Estrada overcomes illness, delivers effective outing
Righty allows two runs in five innings; Aramis drives in lone Brewers run
TEMPE, Ariz. -- The Angels' best start of the spring came from a guy who isn't slated to be in their rotation.
At least not yet.
Garrett Richards, fighting for a spot on the staff throughout Spring Training, pitched efficiently and effectively through 6 1/3 innings against the Brewers, giving up only one run on three hits in the Angels' 5-1 win at Tempe Diablo Stadium on Saturday.
"I'm figuring it out," Richards said. "I'm pretty happy with where my delivery is right now. Pounding the zone for me is a big thing, and getting ahead of guys, putting guys away. I've been talking with other guys on the team, and early on in spring, even though I had success, I got too much into pitching to contact instead of just letting my stuff work.
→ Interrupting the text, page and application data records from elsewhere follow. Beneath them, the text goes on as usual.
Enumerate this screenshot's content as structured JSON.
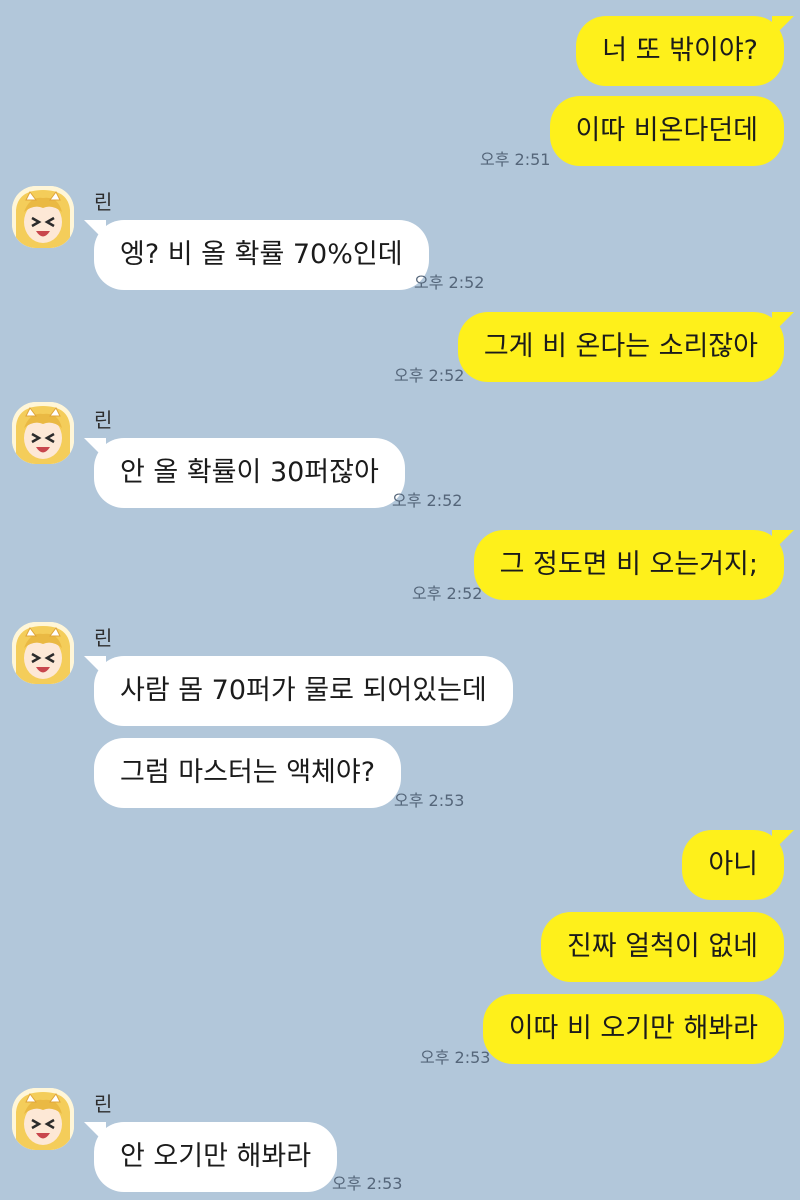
{
  "sender": {
    "name": "린",
    "avatar_icon": "girl-avatar-icon"
  },
  "colors": {
    "background": "#b2c7da",
    "my_bubble": "#fef01b",
    "their_bubble": "#ffffff"
  },
  "messages": [
    {
      "from": "me",
      "text": "너 또 밖이야?"
    },
    {
      "from": "me",
      "text": "이따 비온다던데",
      "time": "오후 2:51"
    },
    {
      "from": "rin",
      "text": "엥? 비 올 확률 70%인데",
      "time": "오후 2:52"
    },
    {
      "from": "me",
      "text": "그게 비 온다는 소리잖아",
      "time": "오후 2:52"
    },
    {
      "from": "rin",
      "text": "안 올 확률이 30퍼잖아",
      "time": "오후 2:52"
    },
    {
      "from": "me",
      "text": "그 정도면 비 오는거지;",
      "time": "오후 2:52"
    },
    {
      "from": "rin",
      "text": "사람 몸 70퍼가 물로 되어있는데"
    },
    {
      "from": "rin",
      "text": "그럼 마스터는 액체야?",
      "time": "오후 2:53"
    },
    {
      "from": "me",
      "text": "아니"
    },
    {
      "from": "me",
      "text": "진짜 얼척이 없네"
    },
    {
      "from": "me",
      "text": "이따 비 오기만 해봐라",
      "time": "오후 2:53"
    },
    {
      "from": "rin",
      "text": "안 오기만 해봐라",
      "time": "오후 2:53"
    }
  ]
}
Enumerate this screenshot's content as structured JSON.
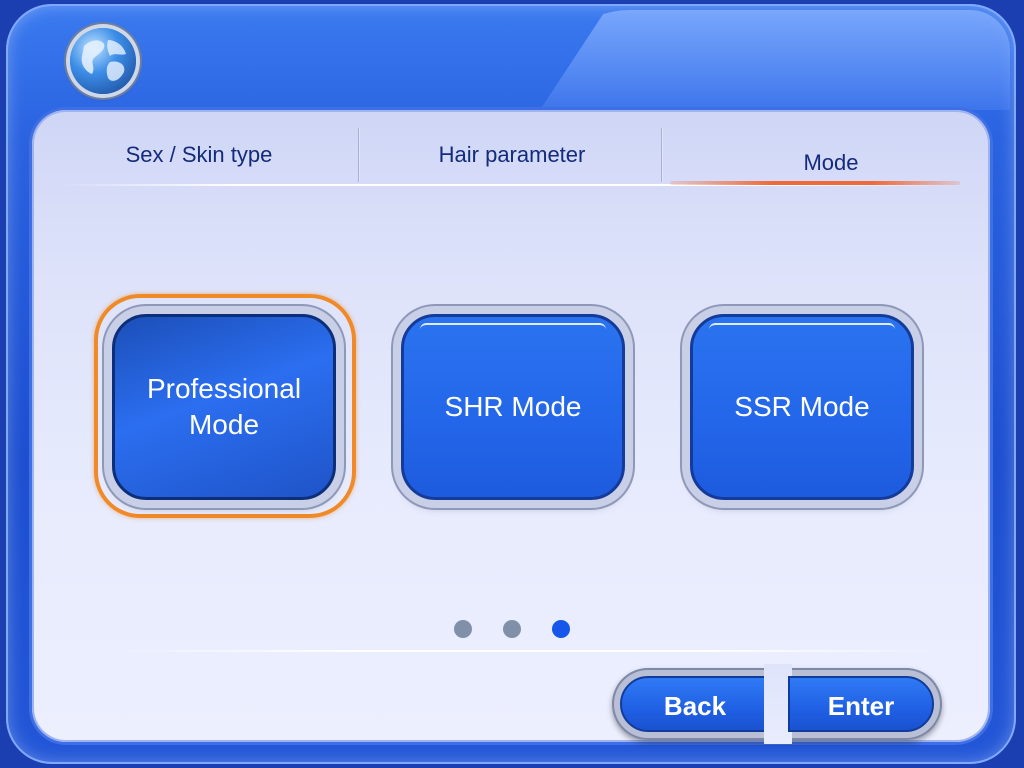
{
  "tabs": [
    {
      "label": "Sex / Skin  type",
      "active": false
    },
    {
      "label": "Hair  parameter",
      "active": false
    },
    {
      "label": "Mode",
      "active": true
    }
  ],
  "modes": [
    {
      "line1": "Professional",
      "line2": "Mode",
      "selected": true
    },
    {
      "label": "SHR Mode",
      "selected": false
    },
    {
      "label": "SSR Mode",
      "selected": false
    }
  ],
  "pagination": {
    "current_page": 3,
    "total_pages": 3
  },
  "actions": {
    "back_label": "Back",
    "enter_label": "Enter"
  },
  "colors": {
    "frame_blue": "#2a62e0",
    "panel_bg": "#e3e7fc",
    "button_blue": "#2467ea",
    "selected_ring": "#f08a28",
    "tab_active_underline": "#ef6a3a",
    "dot_active": "#1657ea",
    "dot_inactive": "#8090a8"
  },
  "icons": {
    "logo": "globe-icon"
  }
}
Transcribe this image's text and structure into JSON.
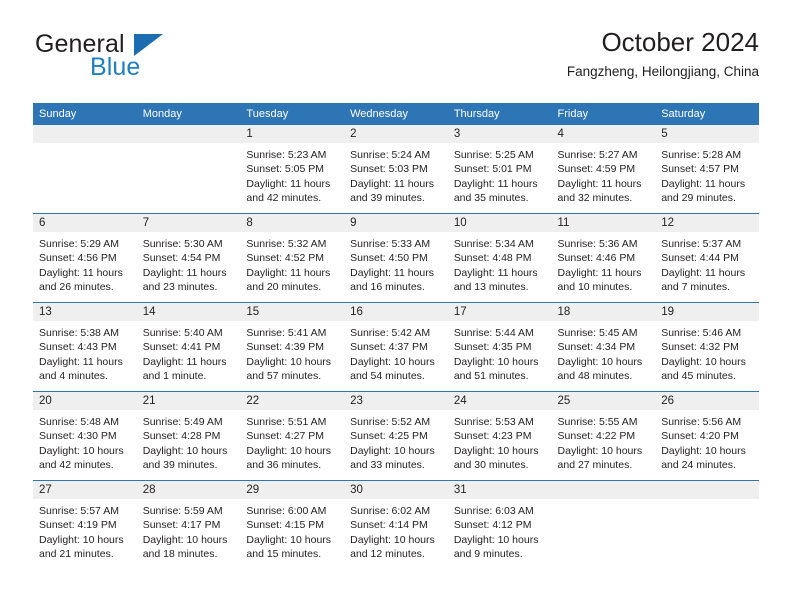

I'm feeling really confident with my stuff now and we'll see what happens."
Angels starters -- and that includes everyone that has started games, not just the five members of the rotation -- came in with the highest ERA in the Majors, at 8.21.
Richards, who could help in the rotation or bullpen, has a 1.88 ERA in 14 1/3 Cactus League innings.
Marco Estrada, slated to be the Brewers' No. 2 starter, gave up two runs on two hits and three walks in five innings, leaving him with a 1.88 spring ERA after his penultimate start of the spring.
Estrada was particularly pleased with his outing because he had been dealing with a stomach ailment and body aches the past several days.
"I thought he pitched really well," Brewers manager Ron Roenicke said. "We were a little concerned that he was going to give us just an inning or two, and he felt a little so-so down in the bullpen. But once he got into it, he felt pretty good."
Estrada said he had been unable to keep down solid food for the past 2-3 days, including his breakfast on Saturday morning. Those eggs, he lamented, were a poor choice.
"I'm just glad I got out there and got my pitch count up, finally," Estrada said. "It's been kind of low because of scheduling conflicts [related to the World Baseball Classic], but it's good to get out there and finally throw 70-plus pitches. I felt pretty good. I felt like my rhythm was coming back."
The illness, he said, "didn't affect me much once I got out there and the adrenaline got flowing. I forgot about it."
Mike Trout scored on a passed ball and Howie Kendrick hit an RBI triple in the first, giving the Angels an early 2-0 lead. Erick Aybar, who will bat second to start the season, reached base twice, scored a run and executed a sacrifice bunt.
Brewers shortstop Jean Segura, the former Angels prospect acquired in last July's Zack Greinke trade, hit a triple and scored on Aramis Ramirez's RBI double in the fourth.
Up next: Milwaukee plays split-squad games on Sunday at home against the Rockies and on the road at the Padres, both at 3:05 p.m. CT. Right-hander Wily Peralta, the team's No. 3 starter, will pitch on the road, but Roenicke will stay home to watch Mark Rogers, a former first-round Draft pick who already lost a bid for a rotation spot and will try to win a bullpen job instead.
Roenicke will be looking for a return of the velocity that has eluded Rogers this spring. Fans can multitask; the home game against Colorado will air exclusively via a brewers.com webcast, and the road game against San Diego will be broadcast on MLB.TV and FS Wisconsin.
Alden Gonzalez is a reporter for MLB.com. Read his blog, Gonzo and "The Show", and follow him on Twitter @Alden_Gonzalez. This story was not subject to the approval of Major League Baseball or its clubs.